What gives us the ability to do that in a short interval is that based upon the fact that with CP codes and Stream IDs we have a really good idea of the path of that media through Akamai — quite literally the machines it is traversing — and we can we can do a more targeted poll of data.
Historically, that data poll — in Akamai terms — was what we would call “Query Two Data.” It can take hours to get that data.
So we are doing this in a more targeted manner. It’s parallel processes across each component simultaneously, and that allows us to get to the shorter polling rates and shorter status refresh in the Dashboard.
That’s how we go to the last mile, the only caveat is you need to use our SDK in the player.
OTA broadcasters are on the brink of a major standards change to ATSC 3.0. The next-gen standard includes support for two-way IP connectivity to Smart TVs. What advice do you have for broadcasters who one day in the not too distant future may need to begin monitoring data flows delivered over the Internet to televisions?
That’s a great question.
The components in a CDN are different than the components in a master control, and there’s the rub. There are different components you have to alert on. You need to have a different course of action to fix things.
If you can employ a service such as the BOCC or a streaming monitoring service that has some expertise built in and some experienced staff, I would absolutely go that route —at least initially until you can get your own folks up to speed.
That may sound a little self-pitchy, but part of what we are doing here is to offset some of the OPEX for some of those broadcasters that may not want to build out their own OTT monitoring team and give a 24 by 7, pro-active eyes on glass data so that we can get out in front of these things.
This [OTT content delivery] is a very real business growth opportunity for media providers. I would say embrace the change, but employ the experts when you can.

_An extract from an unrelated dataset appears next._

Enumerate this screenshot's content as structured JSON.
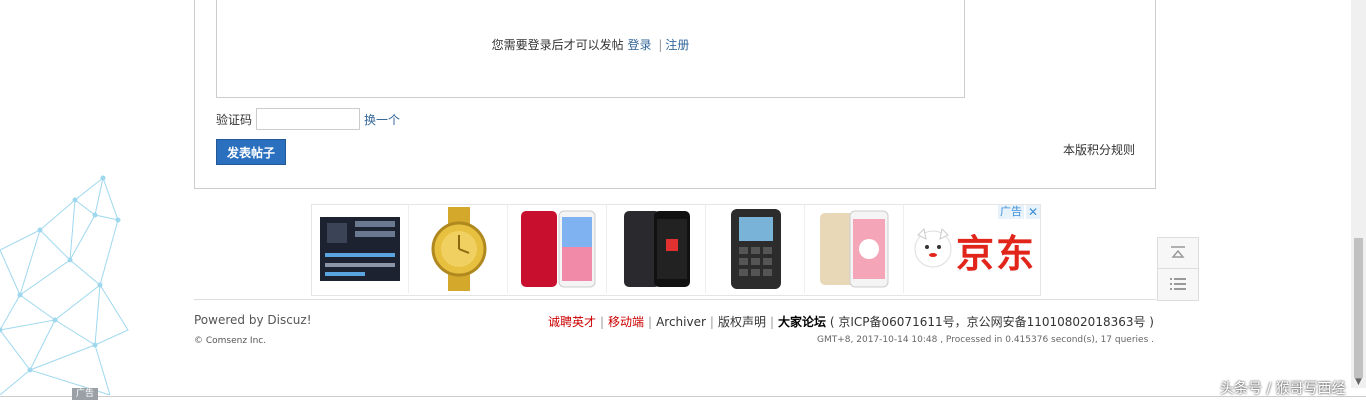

I noticed Akamai’s BOCC is supporting live content delivery. What challenges does that present?
We’ve done three major live events this year, all within the sports genre.
The challenge there is you have fast ramp up. It’s a more intense environment where real-time communication is key.
So we are providing that for our customers. We do status updates throughout the events. We create a war room scenario that operates in tandem with our operations center.
It’s really about being able to handle the burstiness of those events, both from an operational perspective and a network perspective.
What happens with the concurrent user base, it spikes into the terabit range for bandwidth, and we need to be prepared for that across Akamai. It’s really about maintaining throughput from a bandwidth perspective and making sure you a have your backups in place.
How did your experience at NBCUniversal prepare you for the demands at Akamai?
At the highest level, it’s about creating the best quality experience for your viewer and maintaining the integrity of the content as it flows through Akamai, through the CDN.
My experience in the broadcast world taught me a lot about maintaining quality, a healthy sense of urgency in response to issues, and preparedness for a lot of scenarios or big events like the Olympics.
We are trying to do the same sort of thing here at Akamai through the CDN.
I am trying to take what historically was [done in] hours and days and compress that down to minutes and seconds.